The modern function and role of the OSI Board of Directors

The last few years have seen a lot of change for the Open Source Initiative. Starting in 2020, we started a journey to strengthen the organization. We’ve had a profound clarification of mission and vision. We shifted into an advisory board and hired our first Executive Director to lead the organization and staff. Together, the board and staff defined OSI’s strategy, which the staff used to develop measurable 2022 goals and plans that move us towards our vision. This strategy and planning approach is an evolution in the role of the board of directors and how it functions with staff.

With the 2022 board election before us, we’re expecting the board to:

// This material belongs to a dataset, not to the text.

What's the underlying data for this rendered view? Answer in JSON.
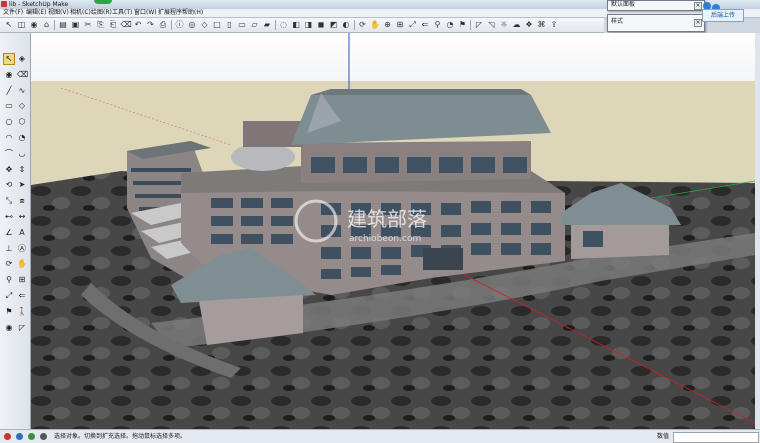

  • Stay focused on the agreed upon strategy and plans, supporting the objectives the Executive Director set in collaboration with the board
  • Support staff capacity building
  • Be disciplined about continuing to be an advisory board and avoid shifting back into a working board
  • Reinforce the existing committees to support this year’s strategy and plans
  • Continue developing the board leadership role and plan for succession

Specifically, OSI needs board expertise to support our 2022 goals:

  • Strengthen OSI’s communication program to regain trust and mindshare with our stakeholders
  • Invigorate our ability to convene and educate through events
  • Modernize how we publish, discuss and review open source licenses
  • Enhance the fundraising efforts to support the organization’s financial stability
  • Support the Executive Director’s goals to increase operational excellence

These are all keys to meeting the objectives we’ve committed ourselves to over the last few years, both publicly on our blog and privately in strategy workshops.

What the OSI expects from individuals on the board

Individual directors need to be engaged and focused, and help build bridges that support the strategy and plan that is currently established. In practice that takes many different forms! Board experience is a plus, but one needn’t be experienced with being on boards, one just needs to be open to learning a very different kind of volunteering. You may find our board agreement a valuable lens on expectations.

Another important detail to be attentive to is overall board composition. There are so many different perspectives that need to be represented! Different stakeholders, geographies, identities, philosophies, and skills. Ultimately, the OSI board needs to be able to meet its fiduciary duties, provide relevant subject matter expertise, and to evolve. The more representative the board, the better calibrated OSI is to the world around it, the more capable OSI is of serving the community.

We hope this post provided useful context to current board candidates, the voting members, and the rest of the community. There’s a lot of hard work still to be done in open source, and on OSI itself. But our future together is bright!

We thank everyone who has thrown their hat in the ring to run in the election, and we look forward to working with the individuals the community elects.

Thank you to Ian Cross for the above image. Check out his GitHub repository for further images and charts in related to our elections.